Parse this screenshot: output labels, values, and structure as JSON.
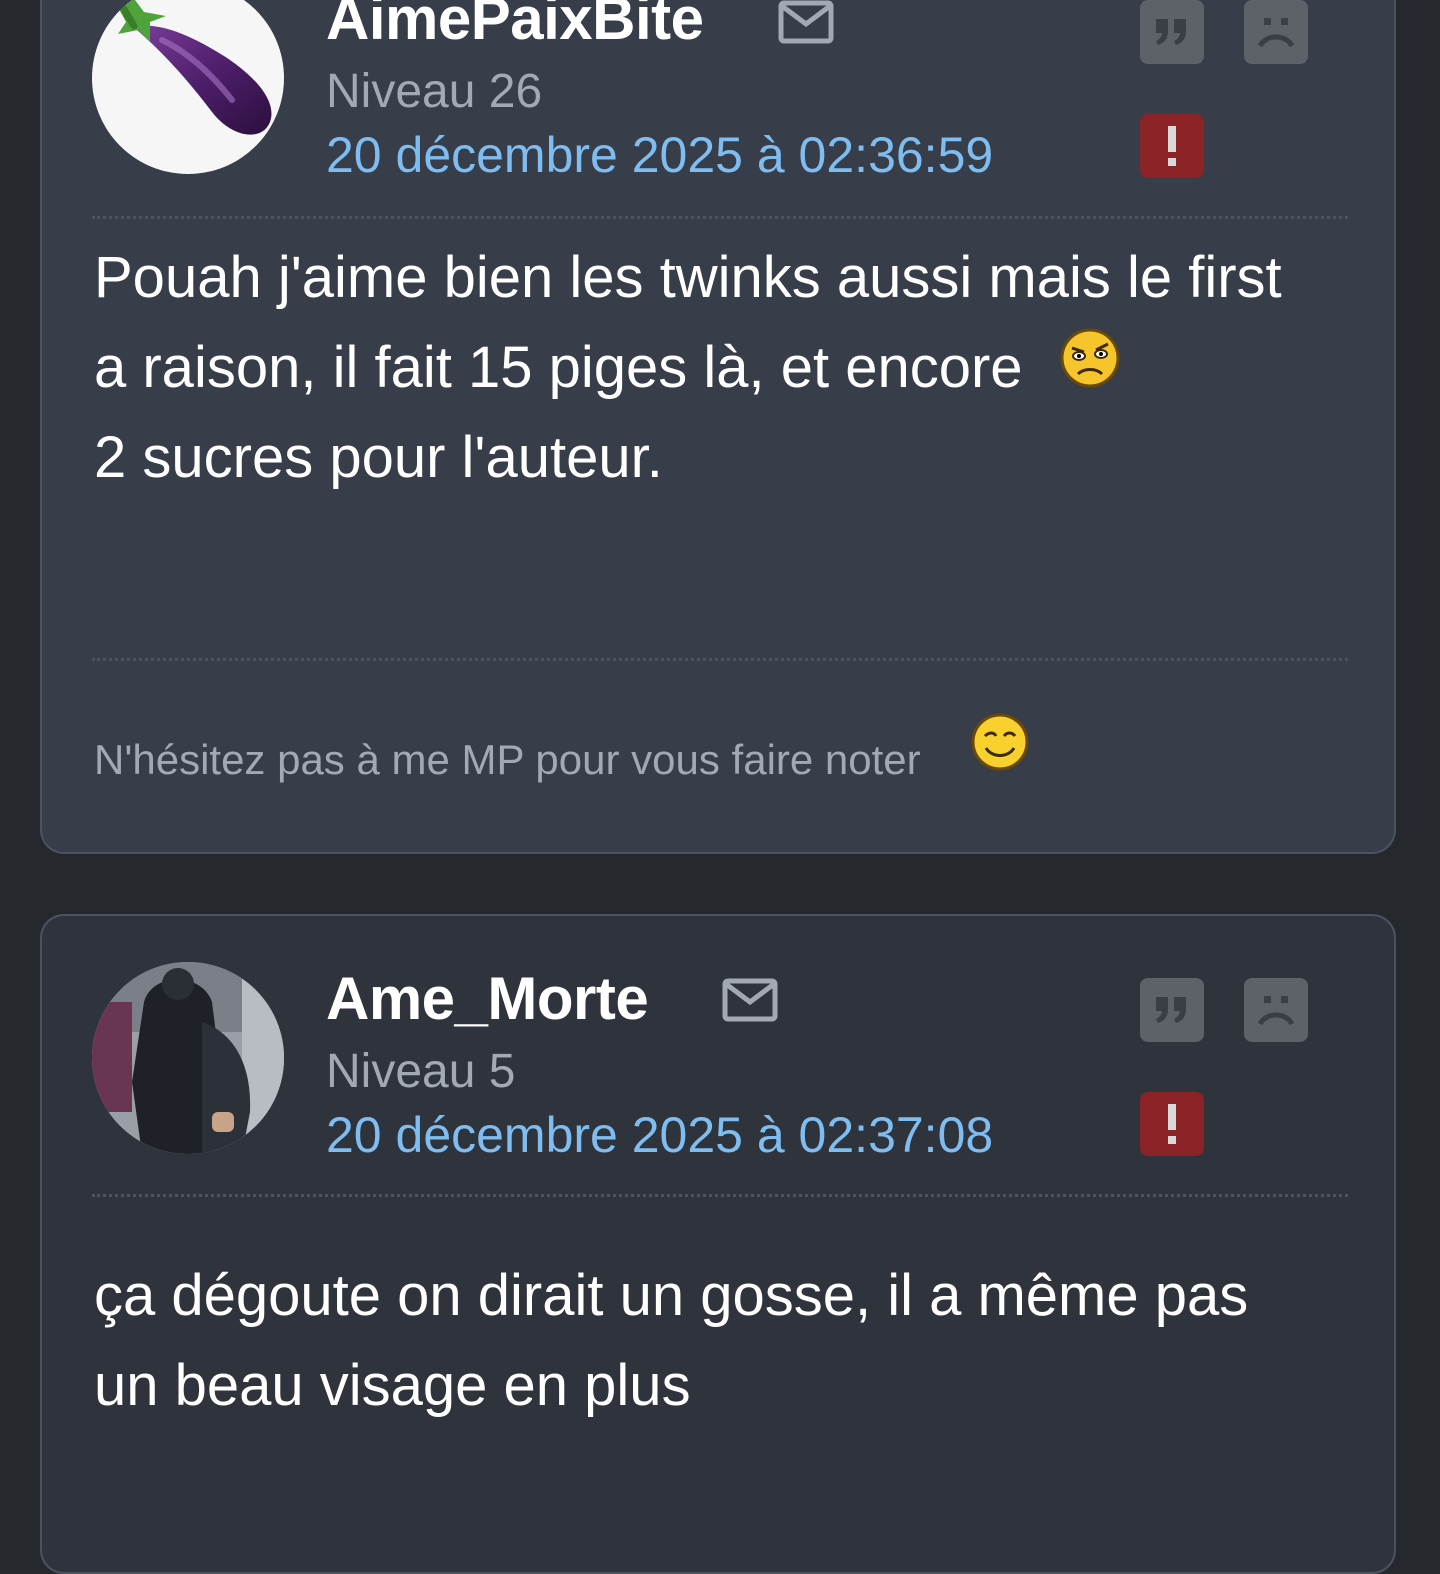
{
  "posts": [
    {
      "username": "AimePaixBite",
      "level": "Niveau 26",
      "date": "20 décembre 2025 à 02:36:59",
      "avatar": "eggplant-avatar",
      "body_lines": [
        "Pouah j'aime bien les twinks aussi mais le first",
        "a raison, il fait 15 piges là, et encore",
        "2 sucres pour l'auteur."
      ],
      "signature": "N'hésitez pas à me MP pour vous faire noter",
      "smileys": [
        "hap-sad-smiley",
        "wink-smiley"
      ]
    },
    {
      "username": "Ame_Morte",
      "level": "Niveau 5",
      "date": "20 décembre 2025 à 02:37:08",
      "avatar": "photo-avatar",
      "body_lines": [
        "ça dégoute on dirait un gosse, il a même pas",
        "un beau visage en plus"
      ]
    }
  ],
  "icons": {
    "mail": "envelope-icon",
    "quote": "quote-icon",
    "sad": "sad-face-icon",
    "report": "exclamation-icon"
  },
  "colors": {
    "background": "#25282d",
    "card": "#373d49",
    "link": "#7fbcf0",
    "report": "#8b2327",
    "button": "#5d6168"
  }
}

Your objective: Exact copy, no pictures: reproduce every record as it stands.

Solution to this problem:
Parse this screenshot: output labels, values, and structure as JSON.
{
  "posts": [
    {
      "username": "AimePaixBite",
      "level": "Niveau 26",
      "date": "20 décembre 2025 à 02:36:59",
      "avatar": "eggplant-avatar",
      "body_lines": [
        "Pouah j'aime bien les twinks aussi mais le first",
        "a raison, il fait 15 piges là, et encore",
        "2 sucres pour l'auteur."
      ],
      "signature": "N'hésitez pas à me MP pour vous faire noter",
      "smileys": [
        "hap-sad-smiley",
        "wink-smiley"
      ]
    },
    {
      "username": "Ame_Morte",
      "level": "Niveau 5",
      "date": "20 décembre 2025 à 02:37:08",
      "avatar": "photo-avatar",
      "body_lines": [
        "ça dégoute on dirait un gosse, il a même pas",
        "un beau visage en plus"
      ]
    }
  ],
  "icons": {
    "mail": "envelope-icon",
    "quote": "quote-icon",
    "sad": "sad-face-icon",
    "report": "exclamation-icon"
  },
  "colors": {
    "background": "#25282d",
    "card": "#373d49",
    "link": "#7fbcf0",
    "report": "#8b2327",
    "button": "#5d6168"
  }
}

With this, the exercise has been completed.